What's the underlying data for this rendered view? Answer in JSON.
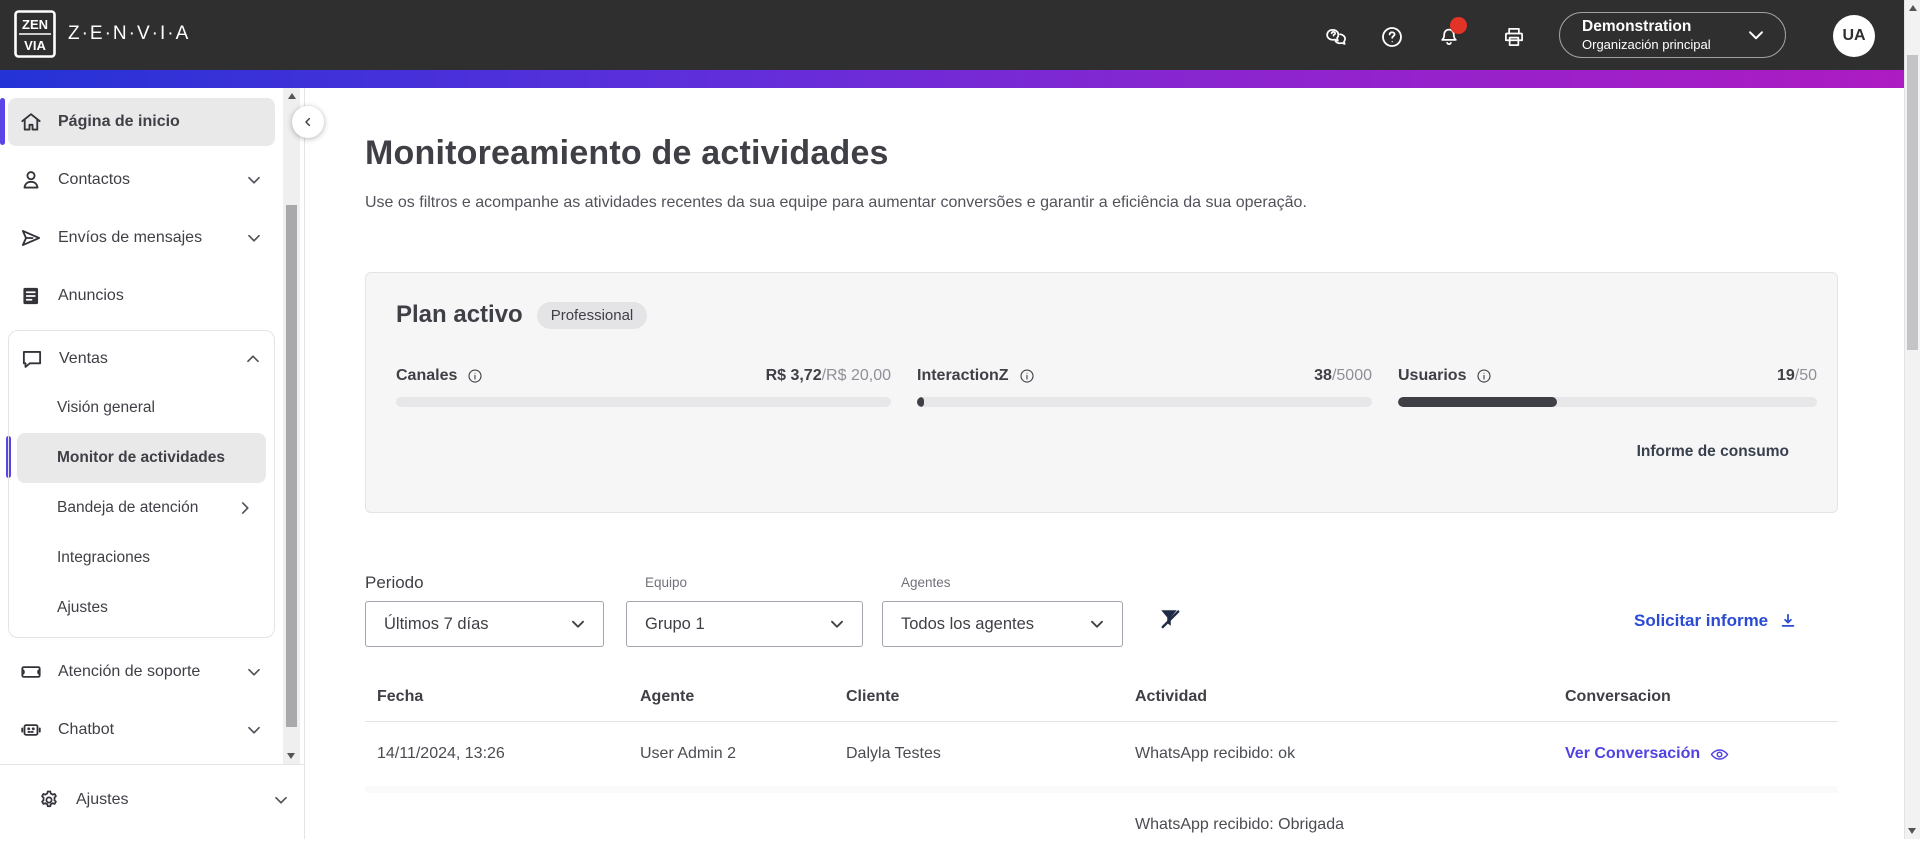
{
  "header": {
    "logo_text": "Z·E·N·V·I·A",
    "logo_mark_top": "ZEN",
    "logo_mark_bottom": "VIA",
    "org_name": "Demonstration",
    "org_subtitle": "Organización principal",
    "avatar_initials": "UA",
    "notification_badge_color": "#e23326"
  },
  "sidebar": {
    "accent_color": "#5a46e6",
    "items": [
      {
        "label": "Página de inicio"
      },
      {
        "label": "Contactos"
      },
      {
        "label": "Envíos de mensajes"
      },
      {
        "label": "Anuncios"
      },
      {
        "label": "Ventas"
      },
      {
        "label": "Atención de soporte"
      },
      {
        "label": "Chatbot"
      }
    ],
    "ventas_children": [
      {
        "label": "Visión general"
      },
      {
        "label": "Monitor de actividades"
      },
      {
        "label": "Bandeja de atención"
      },
      {
        "label": "Integraciones"
      },
      {
        "label": "Ajustes"
      }
    ],
    "selected_item": "Monitor de actividades",
    "bottom_item": {
      "label": "Ajustes"
    }
  },
  "main": {
    "title": "Monitoreamiento de actividades",
    "subtitle": "Use os filtros e acompanhe as atividades recentes da sua equipe para aumentar conversões e garantir a eficiência da sua operação.",
    "plan": {
      "title": "Plan activo",
      "badge": "Professional",
      "metrics": [
        {
          "label": "Canales",
          "value": "R$ 3,72",
          "limit": "/R$ 20,00",
          "fill_pct": 0
        },
        {
          "label": "InteractionZ",
          "value": "38",
          "limit": "/5000",
          "fill_pct": 1.5
        },
        {
          "label": "Usuarios",
          "value": "19",
          "limit": "/50",
          "fill_pct": 38
        }
      ],
      "consumption_link": "Informe de consumo"
    },
    "filters": {
      "periodo_label": "Periodo",
      "periodo_value": "Últimos 7 días",
      "equipo_label": "Equipo",
      "equipo_value": "Grupo 1",
      "agentes_label": "Agentes",
      "agentes_value": "Todos los agentes"
    },
    "request_report": "Solicitar informe",
    "table": {
      "headers": [
        "Fecha",
        "Agente",
        "Cliente",
        "Actividad",
        "Conversacion"
      ],
      "rows": [
        {
          "fecha": "14/11/2024, 13:26",
          "agente": "User Admin 2",
          "cliente": "Dalyla Testes",
          "actividad": "WhatsApp recibido: ok",
          "conversacion": "Ver Conversación"
        },
        {
          "fecha": "",
          "agente": "",
          "cliente": "",
          "actividad": "WhatsApp recibido: Obrigada",
          "conversacion": ""
        }
      ]
    }
  }
}
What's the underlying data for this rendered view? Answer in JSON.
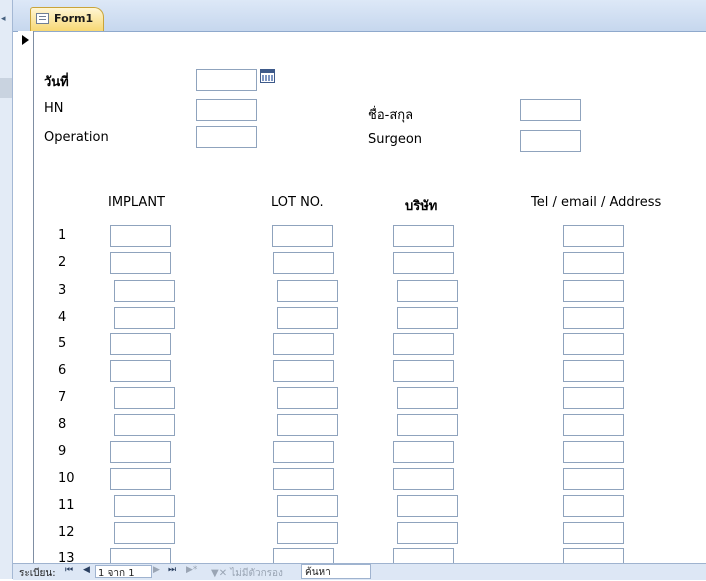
{
  "window": {
    "tab_title": "Form1"
  },
  "form": {
    "date_label": "วันที่",
    "hn_label": "HN",
    "operation_label": "Operation",
    "name_label": "ชื่อ-สกุล",
    "surgeon_label": "Surgeon",
    "col_implant": "IMPLANT",
    "col_lot": "LOT NO.",
    "col_company": "บริษัท",
    "col_contact": "Tel / email / Address",
    "rows": [
      "1",
      "2",
      "3",
      "4",
      "5",
      "6",
      "7",
      "8",
      "9",
      "10",
      "11",
      "12",
      "13"
    ]
  },
  "navbar": {
    "record_label": "ระเบียน:",
    "record_value": "1 จาก 1",
    "filter_label": "ไม่มีตัวกรอง",
    "search_label": "ค้นหา",
    "first": "⏮",
    "prev": "◀",
    "next": "▶",
    "last": "⏭",
    "new": "▶*"
  },
  "colors": {
    "accent_tab": "#f7d874",
    "field_border": "#8fa3bd",
    "chrome": "#dde8f7"
  }
}
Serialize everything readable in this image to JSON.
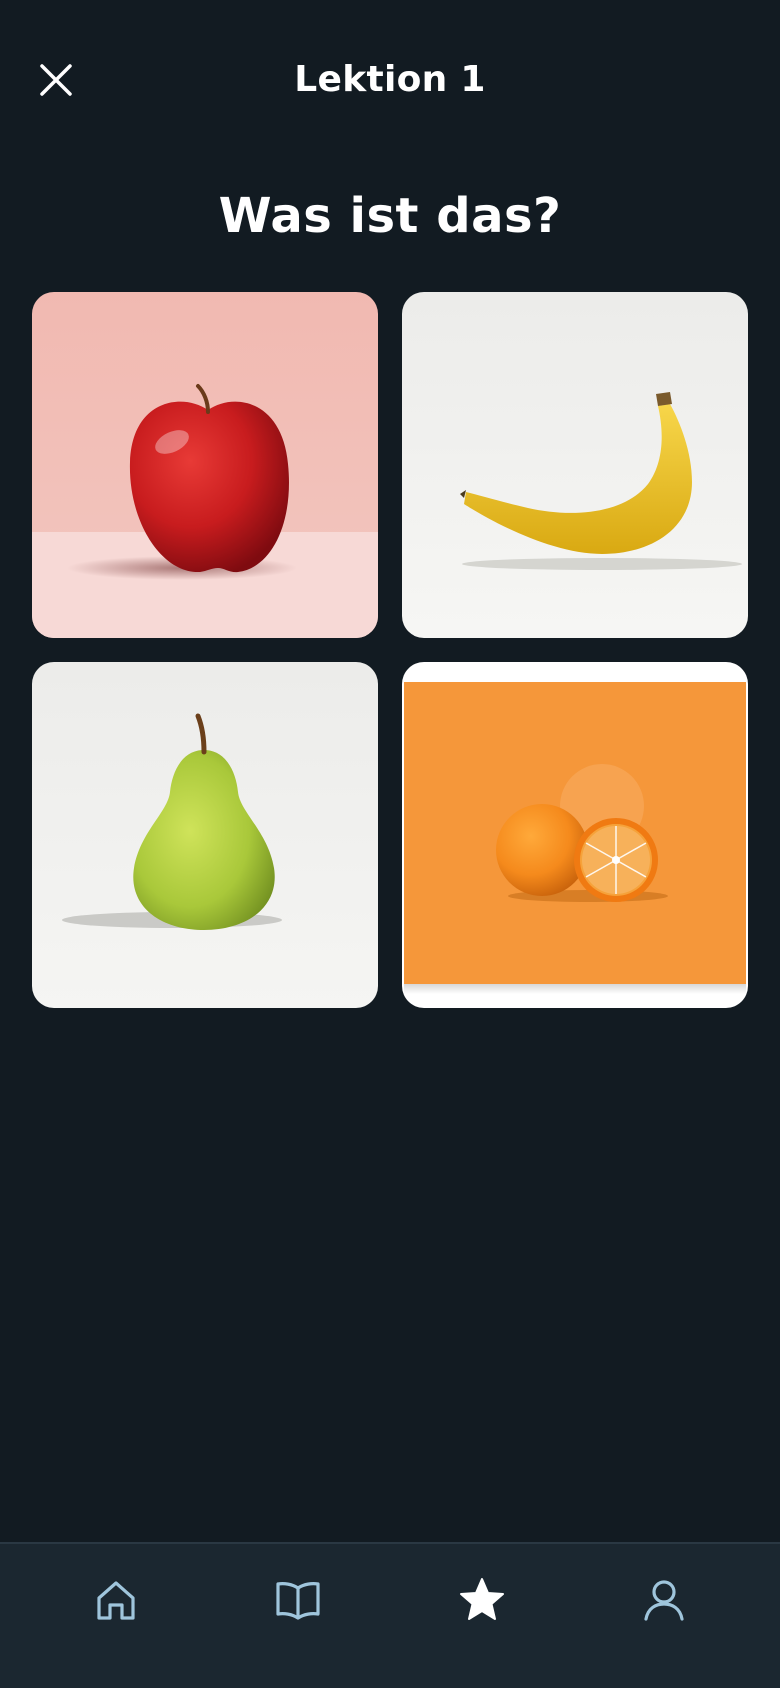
{
  "header": {
    "title": "Lektion 1",
    "close_icon": "close-icon"
  },
  "question": "Was ist das?",
  "options": [
    {
      "label": "",
      "image": "apple-image"
    },
    {
      "label": "",
      "image": "banana-image"
    },
    {
      "label": "",
      "image": "pear-image"
    },
    {
      "label": "",
      "image": "orange-image"
    }
  ],
  "bottom_nav": {
    "items": [
      {
        "icon": "home-icon",
        "label": "",
        "active": false
      },
      {
        "icon": "book-icon",
        "label": "",
        "active": false
      },
      {
        "icon": "star-icon",
        "label": "",
        "active": true
      },
      {
        "icon": "profile-icon",
        "label": "",
        "active": false
      }
    ]
  },
  "colors": {
    "background": "#121b22",
    "nav_background": "#1b2730",
    "nav_icon_inactive": "#9fc5dc",
    "nav_icon_active": "#ffffff",
    "text": "#ffffff"
  }
}
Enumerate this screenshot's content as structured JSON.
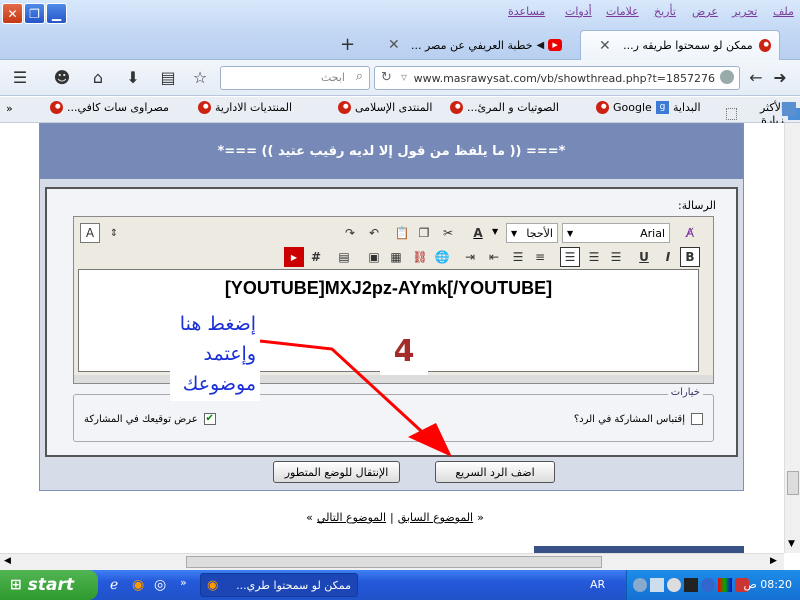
{
  "menubar": {
    "items": [
      "ملف",
      "تحرير",
      "عرض",
      "تأريخ",
      "علامات",
      "أدوات",
      "مساعدة"
    ]
  },
  "tabs": [
    {
      "title": "ممكن لو سمحتوا طريقه ر..."
    },
    {
      "title": "خطبة العريفي عن مصر ..."
    }
  ],
  "nav": {
    "url": "www.masrawysat.com/vb/showthread.php?t=1857276",
    "search_placeholder": "ابحث"
  },
  "bookmarks": [
    "الأكثر زيارة",
    "البداية",
    "Google",
    "الصوتيات و المرئ...",
    "المنتدى الإسلامى",
    "المنتديات الادارية",
    "مصراوى سات كافي..."
  ],
  "forum": {
    "header_text": "*=== (( ما يلفظ من قول إلا لديه رقيب عتيد )) ===*",
    "message_label": "الرسالة:",
    "font_name": "Arial",
    "size_label": "الأحجا",
    "editor_content": "[YOUTUBE]MXJ2pz-AYmk[/YOUTUBE]",
    "options_legend": "خيارات",
    "quote_option": "إقتباس المشاركة في الرد؟",
    "signature_option": "عرض توقيعك في المشاركة",
    "submit_button": "اضف الرد السريع",
    "advanced_button": "الإنتقال للوضع المتطور",
    "prev_thread": "الموضوع السابق",
    "next_thread": "الموضوع التالي",
    "separator": "|",
    "quote_open": "«",
    "quote_close": "»"
  },
  "annotation": {
    "instruction": [
      "إضغط هنا",
      "وإعتمد",
      "موضوعك"
    ],
    "step_number": "4",
    "color": "#ff0000"
  },
  "taskbar": {
    "start_label": "start",
    "task_title": "ممكن لو سمحتوا طري...",
    "language": "AR",
    "clock": "08:20 ص"
  }
}
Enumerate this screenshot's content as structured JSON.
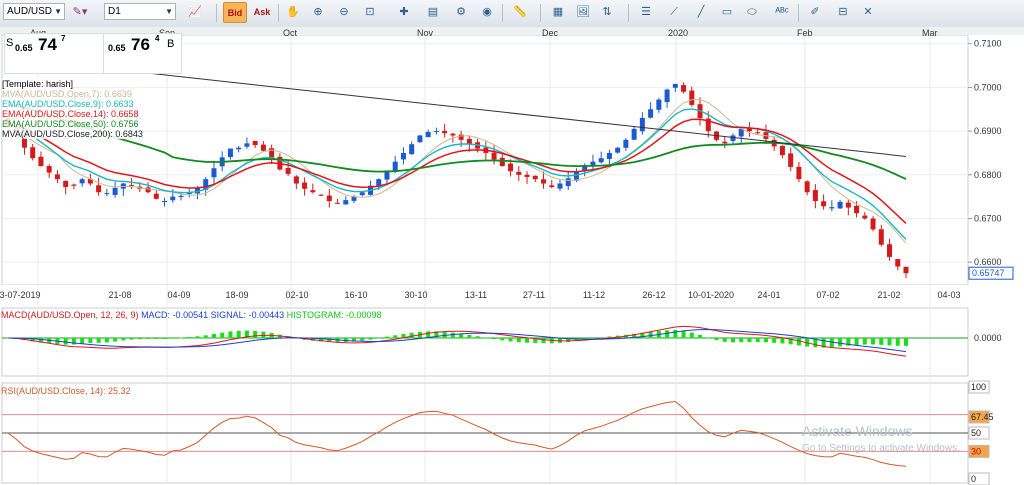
{
  "toolbar": {
    "symbol": "AUD/USD",
    "timeframe": "D1",
    "bid_label": "Bid",
    "ask_label": "Ask"
  },
  "price_panel": {
    "sell_label": "S",
    "sell_prefix": "0.65",
    "sell_big": "74",
    "sell_sup": "7",
    "buy_prefix": "0.65",
    "buy_big": "76",
    "buy_sup": "4",
    "buy_label": "B"
  },
  "legend": {
    "template": "[Template: harish]",
    "lines": [
      {
        "text": "MVA(AUD/USD.Open,7): 0.6639",
        "color": "#c9b98e"
      },
      {
        "text": "EMA(AUD/USD.Close,9): 0.6633",
        "color": "#1ab6c6"
      },
      {
        "text": "EMA(AUD/USD.Close,14): 0.6658",
        "color": "#e0161b"
      },
      {
        "text": "EMA(AUD/USD.Close,50): 0.6756",
        "color": "#118a1e"
      },
      {
        "text": "MVA(AUD/USD.Close,200): 0.6843",
        "color": "#222222"
      }
    ]
  },
  "macd": {
    "label_main": "MACD(AUD/USD.Open, 12, 26, 9)",
    "label_macd": "MACD: -0.00541",
    "label_signal": "SIGNAL: -0.00443",
    "label_hist": "HISTOGRAM: -0.00098",
    "axis_value": "0.0000"
  },
  "rsi": {
    "label": "RSI(AUD/USD.Close, 14): 25.32",
    "levels": [
      "100",
      "67.45",
      "50",
      "30",
      "0"
    ]
  },
  "watermark": {
    "title": "Activate Windows",
    "subtitle": "Go to Settings to activate Windows."
  },
  "chart_data": {
    "type": "candlestick",
    "symbol": "AUD/USD",
    "timeframe": "D1",
    "months": [
      "Aug",
      "Sep",
      "Oct",
      "Nov",
      "Dec",
      "2020",
      "Feb",
      "Mar"
    ],
    "date_ticks": [
      "3-07-2019",
      "21-08",
      "04-09",
      "18-09",
      "02-10",
      "16-10",
      "30-10",
      "13-11",
      "27-11",
      "11-12",
      "26-12",
      "10-01-2020",
      "24-01",
      "07-02",
      "21-02",
      "04-03"
    ],
    "y_ticks": [
      "0.7100",
      "0.7000",
      "0.6900",
      "0.6800",
      "0.6700",
      "0.6600"
    ],
    "ylim": [
      0.655,
      0.712
    ],
    "last_price": "0.65747",
    "colors": {
      "up": "#1c5ad4",
      "down": "#d41b1b"
    },
    "close_series": [
      0.6915,
      0.6895,
      0.6862,
      0.6838,
      0.682,
      0.6805,
      0.679,
      0.6772,
      0.6775,
      0.679,
      0.678,
      0.676,
      0.6758,
      0.677,
      0.678,
      0.6776,
      0.6768,
      0.676,
      0.6745,
      0.674,
      0.675,
      0.6752,
      0.676,
      0.677,
      0.679,
      0.6815,
      0.684,
      0.686,
      0.6862,
      0.6872,
      0.6868,
      0.6855,
      0.684,
      0.6812,
      0.6802,
      0.678,
      0.6768,
      0.676,
      0.6752,
      0.674,
      0.6735,
      0.6742,
      0.675,
      0.676,
      0.6775,
      0.679,
      0.681,
      0.683,
      0.685,
      0.687,
      0.689,
      0.6898,
      0.69,
      0.6895,
      0.689,
      0.688,
      0.687,
      0.686,
      0.685,
      0.6835,
      0.682,
      0.6808,
      0.68,
      0.6795,
      0.679,
      0.678,
      0.6772,
      0.678,
      0.6792,
      0.6808,
      0.6822,
      0.683,
      0.6838,
      0.685,
      0.6862,
      0.688,
      0.6905,
      0.693,
      0.695,
      0.6972,
      0.6995,
      0.7008,
      0.699,
      0.696,
      0.693,
      0.69,
      0.688,
      0.6872,
      0.689,
      0.6905,
      0.69,
      0.6895,
      0.6882,
      0.6865,
      0.6845,
      0.6818,
      0.679,
      0.676,
      0.674,
      0.6728,
      0.6726,
      0.6738,
      0.6725,
      0.6712,
      0.67,
      0.6675,
      0.664,
      0.6612,
      0.659,
      0.65747
    ],
    "mva200_endpoints": [
      0.7068,
      0.6842
    ],
    "macd_values": {
      "macd": -0.00541,
      "signal": -0.00443,
      "histogram": -0.00098
    },
    "rsi_value": 25.32
  }
}
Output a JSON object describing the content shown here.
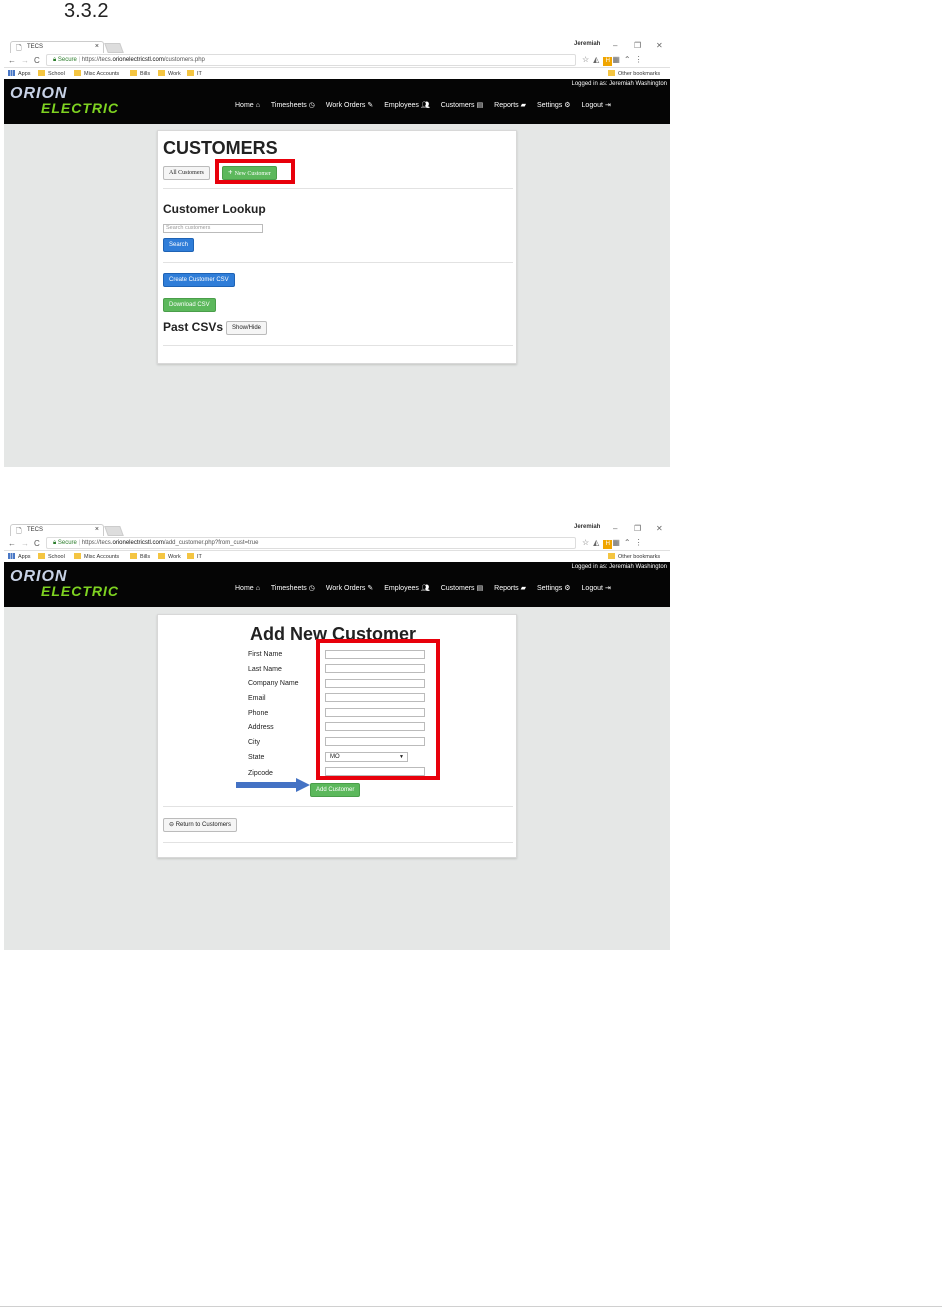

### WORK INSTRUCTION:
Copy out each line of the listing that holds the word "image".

### TASK OUTPUT:
Serialize everything readable in this image to JSON.
      "image": "apple-image"
      "image": "banana-image"
      "image": "pear-image"
      "image": "orange-image"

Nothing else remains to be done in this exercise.